“It was new for all of us,” says Redshaw. “Every piece that we were encountering along the way in a disaster to this magnitude was new to a certain extent.”
He says one of the big things they learned was communicating with residents.
“Being open and transparent with them about what’s going on and what’s happening and making sure that you are listening to residents in terms of their needs and what their current challenges are.”
Another challenge he says was working with various levels of government in determining which responsibilities belonged to whom.
In the Cariboo, the CRD, the City of Williams Lake, the District of 100 Mile House and local First Nations governments are working together to co-ordinate the re-entry process. To date, 100 Mile House is the community closest to having essential services in place for a return.
“One of the big things that we’ve learned through this is that the challenges are going to be unique to every particular area,” Redshaw says. “One of the biggest and most important things is that everyone has and experiences an event like this in a unique manner. There are no two stories that are ever going to be the same.”
In the Cariboo, for example, the 108 Mile Ranch area lost power for several days following the evacuation order, while 100 Mile House and Williams Lake remain with electricity. Dealing with fridges will be one hurdle the regional district will have to overcome in bringing people home.

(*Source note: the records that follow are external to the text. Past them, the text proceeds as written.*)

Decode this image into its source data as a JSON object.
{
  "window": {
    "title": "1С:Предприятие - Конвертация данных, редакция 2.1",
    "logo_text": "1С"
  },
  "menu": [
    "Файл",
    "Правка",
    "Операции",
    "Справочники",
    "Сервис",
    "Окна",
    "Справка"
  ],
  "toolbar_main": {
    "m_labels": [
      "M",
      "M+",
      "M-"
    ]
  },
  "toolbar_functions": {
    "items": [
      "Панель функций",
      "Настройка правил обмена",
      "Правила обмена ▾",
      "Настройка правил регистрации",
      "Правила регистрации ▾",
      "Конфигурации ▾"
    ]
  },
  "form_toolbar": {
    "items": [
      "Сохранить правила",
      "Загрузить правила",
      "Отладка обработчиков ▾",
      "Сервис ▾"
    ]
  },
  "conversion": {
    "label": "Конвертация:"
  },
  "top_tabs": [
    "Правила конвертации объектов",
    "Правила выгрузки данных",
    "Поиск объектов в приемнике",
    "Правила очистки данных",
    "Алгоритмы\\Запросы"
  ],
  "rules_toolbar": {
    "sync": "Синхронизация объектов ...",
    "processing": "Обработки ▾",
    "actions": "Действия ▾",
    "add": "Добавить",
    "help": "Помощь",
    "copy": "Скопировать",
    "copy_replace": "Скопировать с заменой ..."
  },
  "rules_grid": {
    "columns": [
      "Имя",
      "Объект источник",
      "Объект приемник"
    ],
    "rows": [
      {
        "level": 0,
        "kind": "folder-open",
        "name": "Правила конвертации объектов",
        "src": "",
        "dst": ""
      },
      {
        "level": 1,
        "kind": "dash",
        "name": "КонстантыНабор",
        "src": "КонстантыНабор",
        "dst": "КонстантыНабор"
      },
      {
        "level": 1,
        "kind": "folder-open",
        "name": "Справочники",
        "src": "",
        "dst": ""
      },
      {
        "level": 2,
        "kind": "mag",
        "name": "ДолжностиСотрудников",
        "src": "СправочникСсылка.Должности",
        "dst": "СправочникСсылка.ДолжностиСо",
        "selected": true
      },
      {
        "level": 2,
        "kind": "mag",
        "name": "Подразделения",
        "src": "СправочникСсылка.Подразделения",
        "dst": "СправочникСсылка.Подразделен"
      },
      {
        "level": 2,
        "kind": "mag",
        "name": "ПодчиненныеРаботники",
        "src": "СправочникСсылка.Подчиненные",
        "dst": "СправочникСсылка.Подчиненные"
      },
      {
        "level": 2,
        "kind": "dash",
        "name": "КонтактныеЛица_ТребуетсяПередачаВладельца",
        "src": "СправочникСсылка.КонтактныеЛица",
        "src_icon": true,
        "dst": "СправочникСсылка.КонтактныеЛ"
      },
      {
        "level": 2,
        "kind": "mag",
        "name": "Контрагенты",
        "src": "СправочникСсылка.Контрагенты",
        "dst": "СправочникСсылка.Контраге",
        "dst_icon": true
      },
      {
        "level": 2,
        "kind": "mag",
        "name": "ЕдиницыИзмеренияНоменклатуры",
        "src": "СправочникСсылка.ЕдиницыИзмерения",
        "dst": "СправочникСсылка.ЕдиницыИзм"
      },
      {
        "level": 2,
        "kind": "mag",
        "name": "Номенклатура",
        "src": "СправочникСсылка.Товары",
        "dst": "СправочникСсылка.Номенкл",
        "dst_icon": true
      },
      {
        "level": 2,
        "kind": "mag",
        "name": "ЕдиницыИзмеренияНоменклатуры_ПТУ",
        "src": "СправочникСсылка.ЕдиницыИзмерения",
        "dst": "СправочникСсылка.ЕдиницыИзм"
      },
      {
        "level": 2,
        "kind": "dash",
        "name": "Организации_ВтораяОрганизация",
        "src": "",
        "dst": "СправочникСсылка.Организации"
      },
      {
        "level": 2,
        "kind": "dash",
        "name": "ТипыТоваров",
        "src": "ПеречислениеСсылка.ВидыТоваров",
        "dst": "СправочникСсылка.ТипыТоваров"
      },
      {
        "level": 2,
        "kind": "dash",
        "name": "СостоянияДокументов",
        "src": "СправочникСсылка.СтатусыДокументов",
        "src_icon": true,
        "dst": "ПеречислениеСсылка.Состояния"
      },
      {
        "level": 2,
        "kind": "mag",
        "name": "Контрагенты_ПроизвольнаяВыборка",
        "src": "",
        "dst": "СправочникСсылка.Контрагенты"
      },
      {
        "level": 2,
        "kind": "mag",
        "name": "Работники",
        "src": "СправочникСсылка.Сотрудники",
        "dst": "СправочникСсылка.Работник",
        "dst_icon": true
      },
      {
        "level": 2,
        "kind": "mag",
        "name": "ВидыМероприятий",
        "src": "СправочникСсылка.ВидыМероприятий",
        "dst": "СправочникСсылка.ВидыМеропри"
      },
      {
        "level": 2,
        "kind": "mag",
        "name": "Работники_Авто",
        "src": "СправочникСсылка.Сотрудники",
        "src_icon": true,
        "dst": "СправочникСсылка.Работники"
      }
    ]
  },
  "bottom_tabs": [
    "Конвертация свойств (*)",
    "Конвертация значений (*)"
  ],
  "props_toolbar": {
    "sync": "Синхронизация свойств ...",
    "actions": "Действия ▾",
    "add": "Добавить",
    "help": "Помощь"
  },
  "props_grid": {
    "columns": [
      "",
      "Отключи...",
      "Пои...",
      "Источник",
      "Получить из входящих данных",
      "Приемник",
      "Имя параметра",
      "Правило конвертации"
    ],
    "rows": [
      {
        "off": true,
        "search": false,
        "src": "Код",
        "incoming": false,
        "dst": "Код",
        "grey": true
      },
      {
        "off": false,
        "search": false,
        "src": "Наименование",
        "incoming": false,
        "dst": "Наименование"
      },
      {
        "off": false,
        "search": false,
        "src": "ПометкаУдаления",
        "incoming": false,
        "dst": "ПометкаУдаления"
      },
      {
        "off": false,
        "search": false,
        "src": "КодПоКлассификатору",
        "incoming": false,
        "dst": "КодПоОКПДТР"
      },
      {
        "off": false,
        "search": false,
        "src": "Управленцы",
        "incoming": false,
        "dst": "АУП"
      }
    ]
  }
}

In Fort McMurray, the Insurance Bureau of Canada hired a contractor to pick up fridges that home owners were instructed to leave on their lawn. Over 11,000 fridges and freezers were collected in a short period of time in order to keep a new issue — wildlife finding containers of food all over — from happening.
Other differences can come down to the type of insurance a homeowner has, the damage to their property, to the age and stage of life an individual is in, to the type of evacuation procedure they faced.
“It is going to take individuals different amounts of time, and recovery will be different for every single person who was impacted by this, so acknowledging that right from the get go is certainly beneficial to being able to understanding the length of time it is going to take but also how each individual is impacted as a whole and the emotional experiences that they are going through for recovery.”
Redshaw also stresses seeking mental health support.
“Collectively communities need to look out for residents and the communities need to look out for one another and really look to support each other through a really trying time.
But again, even for those who have lost versus those who may not have lost everyone is going to be going through their own cycle of experience to that and their emotional response to everything that has happened to them.
I think that the biggest thing over all is to make sure to reach out for mental health support. I can’t stress that enough in terms of the impact that has,” he says.
RELATED: The health impacts on evacuees
“The mental health support is arguably the biggest piece of what will be forthcoming in the long run. Losing property is always tough and managing grief and loss can be quite challenging. There is a lot of emotional impact that comes from that and often times, it’s hard for us to recognize that in ourselves, so getting the mental health support we need — that everyone needs — and making sure that you’re supporting one another and your neighbours throughout this very trying time is really critical.”
According to 100 Mile Mayor Mitch Campsall, while re-entry is not expected immediately, it’s a whole lot closer.
“We are working really hard and the light is getting a lot brighter — to put it that way — at the end of the tunnel,” he says.
“It’s very close.”
A press release put out by the CRD says that individuals are in the process of arriving for providing essential services to the area.
“We are doing everything we can to get this going,” says Campsall. “We need people home and we’re not slowing anything down. We are making sure that when people come home, they’re safe and that’s our key.”